We have been reminded again in recent days that we live in a world filled with darkness and evil. The horrific shooting at Marjory Stoneman Douglas High School in Parkland, FL, has confronted us at the beginning of Lent with grief, heartbreak, and anger. These tragic events seem to come around so often that it is difficult to find appropriate words that offer hope and comfort without sounding like pious platitudes or empty promises. Added to the pain and shock of the event itself, the angry voices disagreeing vehemently over proper solutions to the challenges of our culture can make many of us feel overwhelmed and discouraged. There are many levels and layers to the problems, and I keep wondering how we can move forward when it seems impossible to have difficult conversations with a commitment to listen to and love those who are different than we are.

It strikes me, however, that Lent is an appropriate time to recognize and acknowledge the reality of our struggles, our anxieties, and our brokenness. During this season, we remember that when Jesus came into the world, He was not received by all with open arms and gracious hospitality. He was often failed by those closest to Him and was rejected by those with power and prestige. Even in the face of struggle, though, He chose to love the broken world and the needy people within it so much that He gave up His own life so that we might live more abundantly.

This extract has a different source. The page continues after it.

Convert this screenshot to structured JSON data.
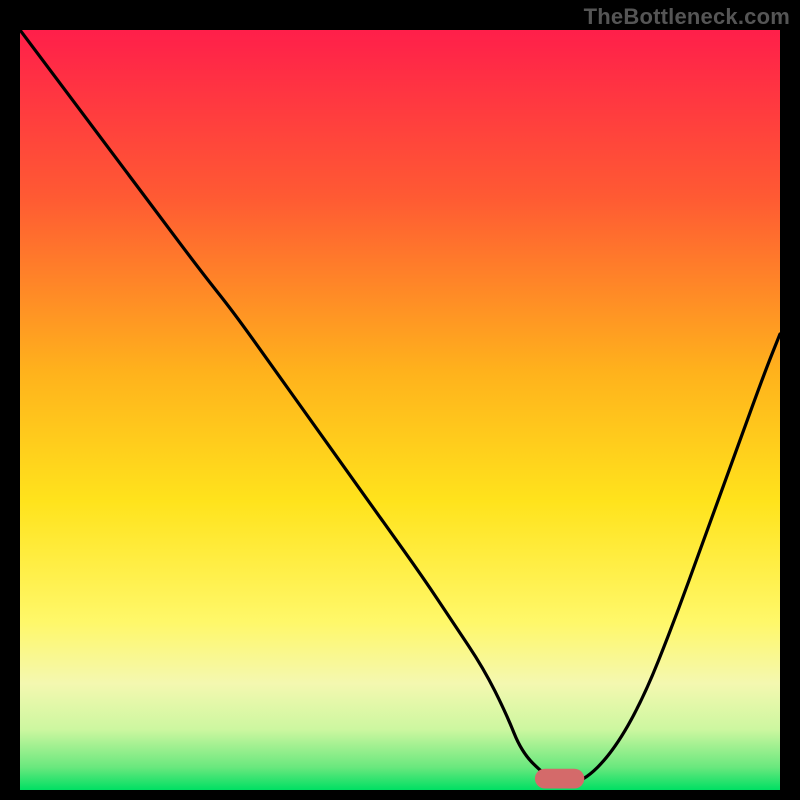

Abundant life, however, does not mean that we get to escape the struggles of the world. We are called to be salt and light in the world, continuing the work of Jesus. I was recently in a group that included a firefighter. In the midst of the conversation, this young firefighter said, “While you all are running away from the fire, we are running toward it.” While I have heard similar statements before, it struck me that this is the call of the church to our world. Even as many are blaming and attacking and promoting division, we are called to move into the darkness and pain with love that shows grace and invites healing. We must use our voices and offer our lives to serving and loving others.

We are inviting you to consider during Lent how you might show acts of love towards God and towards others. Some have written down a commitment and placed it on the cross in the sanctuary. Let us commit ourselves to prayer and study that moves us toward Christlikeness, and I encourage all of us to seek God’s leading so that we can move into the world with acts of love and mercy as the hands and feet of Jesus. What are the tangible ways God might be calling you to build bridges and offer compassion? In the wilderness of life and Lent, how might God use you to offer hope? May this be a season in which we grow in our commitment to following the example of Jesus.

Bill